Restate the material below word for word, from its first line to its last.

- _RECORD EXCERPTS_:
------------

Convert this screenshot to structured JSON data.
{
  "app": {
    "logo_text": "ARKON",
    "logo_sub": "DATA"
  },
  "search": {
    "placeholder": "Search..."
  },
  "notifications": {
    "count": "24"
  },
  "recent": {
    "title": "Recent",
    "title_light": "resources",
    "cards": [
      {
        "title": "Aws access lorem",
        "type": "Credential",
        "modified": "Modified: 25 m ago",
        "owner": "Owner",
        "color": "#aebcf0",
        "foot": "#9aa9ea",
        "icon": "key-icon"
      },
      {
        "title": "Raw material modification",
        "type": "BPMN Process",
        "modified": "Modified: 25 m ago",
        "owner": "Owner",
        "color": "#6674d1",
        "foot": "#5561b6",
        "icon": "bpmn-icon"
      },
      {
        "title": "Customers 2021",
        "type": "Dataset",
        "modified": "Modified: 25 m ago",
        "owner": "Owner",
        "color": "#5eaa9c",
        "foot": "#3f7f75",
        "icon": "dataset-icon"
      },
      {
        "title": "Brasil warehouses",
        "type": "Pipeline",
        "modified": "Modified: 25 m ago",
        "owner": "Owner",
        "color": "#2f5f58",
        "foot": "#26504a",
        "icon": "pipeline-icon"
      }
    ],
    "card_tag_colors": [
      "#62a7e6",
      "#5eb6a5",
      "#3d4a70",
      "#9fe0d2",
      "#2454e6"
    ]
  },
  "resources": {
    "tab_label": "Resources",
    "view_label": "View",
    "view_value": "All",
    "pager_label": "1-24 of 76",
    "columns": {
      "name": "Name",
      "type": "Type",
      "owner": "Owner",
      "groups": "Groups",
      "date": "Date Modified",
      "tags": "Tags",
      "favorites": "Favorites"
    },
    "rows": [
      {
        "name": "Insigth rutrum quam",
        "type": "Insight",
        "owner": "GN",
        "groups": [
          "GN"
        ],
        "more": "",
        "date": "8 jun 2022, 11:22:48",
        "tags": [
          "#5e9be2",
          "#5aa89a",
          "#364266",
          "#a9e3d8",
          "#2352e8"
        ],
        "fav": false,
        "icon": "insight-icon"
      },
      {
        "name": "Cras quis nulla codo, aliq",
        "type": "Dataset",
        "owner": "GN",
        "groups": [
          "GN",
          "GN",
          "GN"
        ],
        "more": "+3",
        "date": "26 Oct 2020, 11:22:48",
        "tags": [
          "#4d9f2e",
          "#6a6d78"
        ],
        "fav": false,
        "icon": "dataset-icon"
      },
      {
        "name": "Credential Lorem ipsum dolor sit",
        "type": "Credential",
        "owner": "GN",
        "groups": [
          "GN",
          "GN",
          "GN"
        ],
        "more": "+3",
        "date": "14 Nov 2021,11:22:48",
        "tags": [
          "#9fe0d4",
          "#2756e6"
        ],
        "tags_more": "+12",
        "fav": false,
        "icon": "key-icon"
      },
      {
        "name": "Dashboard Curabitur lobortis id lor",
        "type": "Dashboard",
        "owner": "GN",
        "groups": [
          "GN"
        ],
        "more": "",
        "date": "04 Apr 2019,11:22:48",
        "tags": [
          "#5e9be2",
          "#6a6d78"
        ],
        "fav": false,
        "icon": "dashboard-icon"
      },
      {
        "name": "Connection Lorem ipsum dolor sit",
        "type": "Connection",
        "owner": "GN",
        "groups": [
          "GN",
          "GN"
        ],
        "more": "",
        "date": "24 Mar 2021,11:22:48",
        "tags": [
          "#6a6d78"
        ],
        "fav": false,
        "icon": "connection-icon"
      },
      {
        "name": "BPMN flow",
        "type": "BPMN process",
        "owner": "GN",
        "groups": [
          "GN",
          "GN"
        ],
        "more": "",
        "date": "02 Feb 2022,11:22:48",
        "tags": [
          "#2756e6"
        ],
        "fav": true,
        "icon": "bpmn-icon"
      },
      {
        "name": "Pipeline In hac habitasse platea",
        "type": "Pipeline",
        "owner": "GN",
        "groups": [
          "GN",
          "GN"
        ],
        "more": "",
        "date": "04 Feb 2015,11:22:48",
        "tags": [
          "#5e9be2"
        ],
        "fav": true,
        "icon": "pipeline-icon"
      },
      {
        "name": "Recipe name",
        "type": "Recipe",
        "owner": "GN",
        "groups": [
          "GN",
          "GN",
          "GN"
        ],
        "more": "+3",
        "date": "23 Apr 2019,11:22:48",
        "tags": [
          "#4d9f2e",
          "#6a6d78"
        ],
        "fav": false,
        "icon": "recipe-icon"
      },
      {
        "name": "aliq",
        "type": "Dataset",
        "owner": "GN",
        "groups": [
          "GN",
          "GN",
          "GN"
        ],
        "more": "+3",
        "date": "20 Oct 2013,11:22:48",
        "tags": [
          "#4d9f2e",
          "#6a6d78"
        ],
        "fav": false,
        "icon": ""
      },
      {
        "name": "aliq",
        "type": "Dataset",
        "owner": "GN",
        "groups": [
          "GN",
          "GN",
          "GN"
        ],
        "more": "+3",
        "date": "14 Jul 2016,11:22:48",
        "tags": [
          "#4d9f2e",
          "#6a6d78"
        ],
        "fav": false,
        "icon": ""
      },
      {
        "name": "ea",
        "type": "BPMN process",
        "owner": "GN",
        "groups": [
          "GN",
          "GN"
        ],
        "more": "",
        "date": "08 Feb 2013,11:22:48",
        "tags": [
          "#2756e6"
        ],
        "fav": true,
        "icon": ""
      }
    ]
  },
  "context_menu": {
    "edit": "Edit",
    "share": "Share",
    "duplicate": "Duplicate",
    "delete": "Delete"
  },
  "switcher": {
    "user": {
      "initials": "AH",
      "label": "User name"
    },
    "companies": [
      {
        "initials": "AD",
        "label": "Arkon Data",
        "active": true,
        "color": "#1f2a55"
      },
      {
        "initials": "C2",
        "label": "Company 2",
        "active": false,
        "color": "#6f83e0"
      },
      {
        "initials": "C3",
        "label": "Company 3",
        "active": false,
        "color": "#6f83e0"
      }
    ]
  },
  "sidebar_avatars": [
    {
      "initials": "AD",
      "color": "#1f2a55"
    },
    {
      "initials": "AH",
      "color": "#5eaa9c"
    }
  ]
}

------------

- _FINAL ANSWER_:
Convert this screenshot to structured JSON data.
{
  "app": {
    "logo_text": "ARKON",
    "logo_sub": "DATA"
  },
  "search": {
    "placeholder": "Search..."
  },
  "notifications": {
    "count": "24"
  },
  "recent": {
    "title": "Recent",
    "title_light": "resources",
    "cards": [
      {
        "title": "Aws access lorem",
        "type": "Credential",
        "modified": "Modified: 25 m ago",
        "owner": "Owner",
        "color": "#aebcf0",
        "foot": "#9aa9ea",
        "icon": "key-icon"
      },
      {
        "title": "Raw material modification",
        "type": "BPMN Process",
        "modified": "Modified: 25 m ago",
        "owner": "Owner",
        "color": "#6674d1",
        "foot": "#5561b6",
        "icon": "bpmn-icon"
      },
      {
        "title": "Customers 2021",
        "type": "Dataset",
        "modified": "Modified: 25 m ago",
        "owner": "Owner",
        "color": "#5eaa9c",
        "foot": "#3f7f75",
        "icon": "dataset-icon"
      },
      {
        "title": "Brasil warehouses",
        "type": "Pipeline",
        "modified": "Modified: 25 m ago",
        "owner": "Owner",
        "color": "#2f5f58",
        "foot": "#26504a",
        "icon": "pipeline-icon"
      }
    ],
    "card_tag_colors": [
      "#62a7e6",
      "#5eb6a5",
      "#3d4a70",
      "#9fe0d2",
      "#2454e6"
    ]
  },
  "resources": {
    "tab_label": "Resources",
    "view_label": "View",
    "view_value": "All",
    "pager_label": "1-24 of 76",
    "columns": {
      "name": "Name",
      "type": "Type",
      "owner": "Owner",
      "groups": "Groups",
      "date": "Date Modified",
      "tags": "Tags",
      "favorites": "Favorites"
    },
    "rows": [
      {
        "name": "Insigth rutrum quam",
        "type": "Insight",
        "owner": "GN",
        "groups": [
          "GN"
        ],
        "more": "",
        "date": "8 jun 2022, 11:22:48",
        "tags": [
          "#5e9be2",
          "#5aa89a",
          "#364266",
          "#a9e3d8",
          "#2352e8"
        ],
        "fav": false,
        "icon": "insight-icon"
      },
      {
        "name": "Cras quis nulla codo, aliq",
        "type": "Dataset",
        "owner": "GN",
        "groups": [
          "GN",
          "GN",
          "GN"
        ],
        "more": "+3",
        "date": "26 Oct 2020, 11:22:48",
        "tags": [
          "#4d9f2e",
          "#6a6d78"
        ],
        "fav": false,
        "icon": "dataset-icon"
      },
      {
        "name": "Credential Lorem ipsum dolor sit",
        "type": "Credential",
        "owner": "GN",
        "groups": [
          "GN",
          "GN",
          "GN"
        ],
        "more": "+3",
        "date": "14 Nov 2021,11:22:48",
        "tags": [
          "#9fe0d4",
          "#2756e6"
        ],
        "tags_more": "+12",
        "fav": false,
        "icon": "key-icon"
      },
      {
        "name": "Dashboard Curabitur lobortis id lor",
        "type": "Dashboard",
        "owner": "GN",
        "groups": [
          "GN"
        ],
        "more": "",
        "date": "04 Apr 2019,11:22:48",
        "tags": [
          "#5e9be2",
          "#6a6d78"
        ],
        "fav": false,
        "icon": "dashboard-icon"
      },
      {
        "name": "Connection Lorem ipsum dolor sit",
        "type": "Connection",
        "owner": "GN",
        "groups": [
          "GN",
          "GN"
        ],
        "more": "",
        "date": "24 Mar 2021,11:22:48",
        "tags": [
          "#6a6d78"
        ],
        "fav": false,
        "icon": "connection-icon"
      },
      {
        "name": "BPMN flow",
        "type": "BPMN process",
        "owner": "GN",
        "groups": [
          "GN",
          "GN"
        ],
        "more": "",
        "date": "02 Feb 2022,11:22:48",
        "tags": [
          "#2756e6"
        ],
        "fav": true,
        "icon": "bpmn-icon"
      },
      {
        "name": "Pipeline In hac habitasse platea",
        "type": "Pipeline",
        "owner": "GN",
        "groups": [
          "GN",
          "GN"
        ],
        "more": "",
        "date": "04 Feb 2015,11:22:48",
        "tags": [
          "#5e9be2"
        ],
        "fav": true,
        "icon": "pipeline-icon"
      },
      {
        "name": "Recipe name",
        "type": "Recipe",
        "owner": "GN",
        "groups": [
          "GN",
          "GN",
          "GN"
        ],
        "more": "+3",
        "date": "23 Apr 2019,11:22:48",
        "tags": [
          "#4d9f2e",
          "#6a6d78"
        ],
        "fav": false,
        "icon": "recipe-icon"
      },
      {
        "name": "aliq",
        "type": "Dataset",
        "owner": "GN",
        "groups": [
          "GN",
          "GN",
          "GN"
        ],
        "more": "+3",
        "date": "20 Oct 2013,11:22:48",
        "tags": [
          "#4d9f2e",
          "#6a6d78"
        ],
        "fav": false,
        "icon": ""
      },
      {
        "name": "aliq",
        "type": "Dataset",
        "owner": "GN",
        "groups": [
          "GN",
          "GN",
          "GN"
        ],
        "more": "+3",
        "date": "14 Jul 2016,11:22:48",
        "tags": [
          "#4d9f2e",
          "#6a6d78"
        ],
        "fav": false,
        "icon": ""
      },
      {
        "name": "ea",
        "type": "BPMN process",
        "owner": "GN",
        "groups": [
          "GN",
          "GN"
        ],
        "more": "",
        "date": "08 Feb 2013,11:22:48",
        "tags": [
          "#2756e6"
        ],
        "fav": true,
        "icon": ""
      }
    ]
  },
  "context_menu": {
    "edit": "Edit",
    "share": "Share",
    "duplicate": "Duplicate",
    "delete": "Delete"
  },
  "switcher": {
    "user": {
      "initials": "AH",
      "label": "User name"
    },
    "companies": [
      {
        "initials": "AD",
        "label": "Arkon Data",
        "active": true,
        "color": "#1f2a55"
      },
      {
        "initials": "C2",
        "label": "Company 2",
        "active": false,
        "color": "#6f83e0"
      },
      {
        "initials": "C3",
        "label": "Company 3",
        "active": false,
        "color": "#6f83e0"
      }
    ]
  },
  "sidebar_avatars": [
    {
      "initials": "AD",
      "color": "#1f2a55"
    },
    {
      "initials": "AH",
      "color": "#5eaa9c"
    }
  ]
}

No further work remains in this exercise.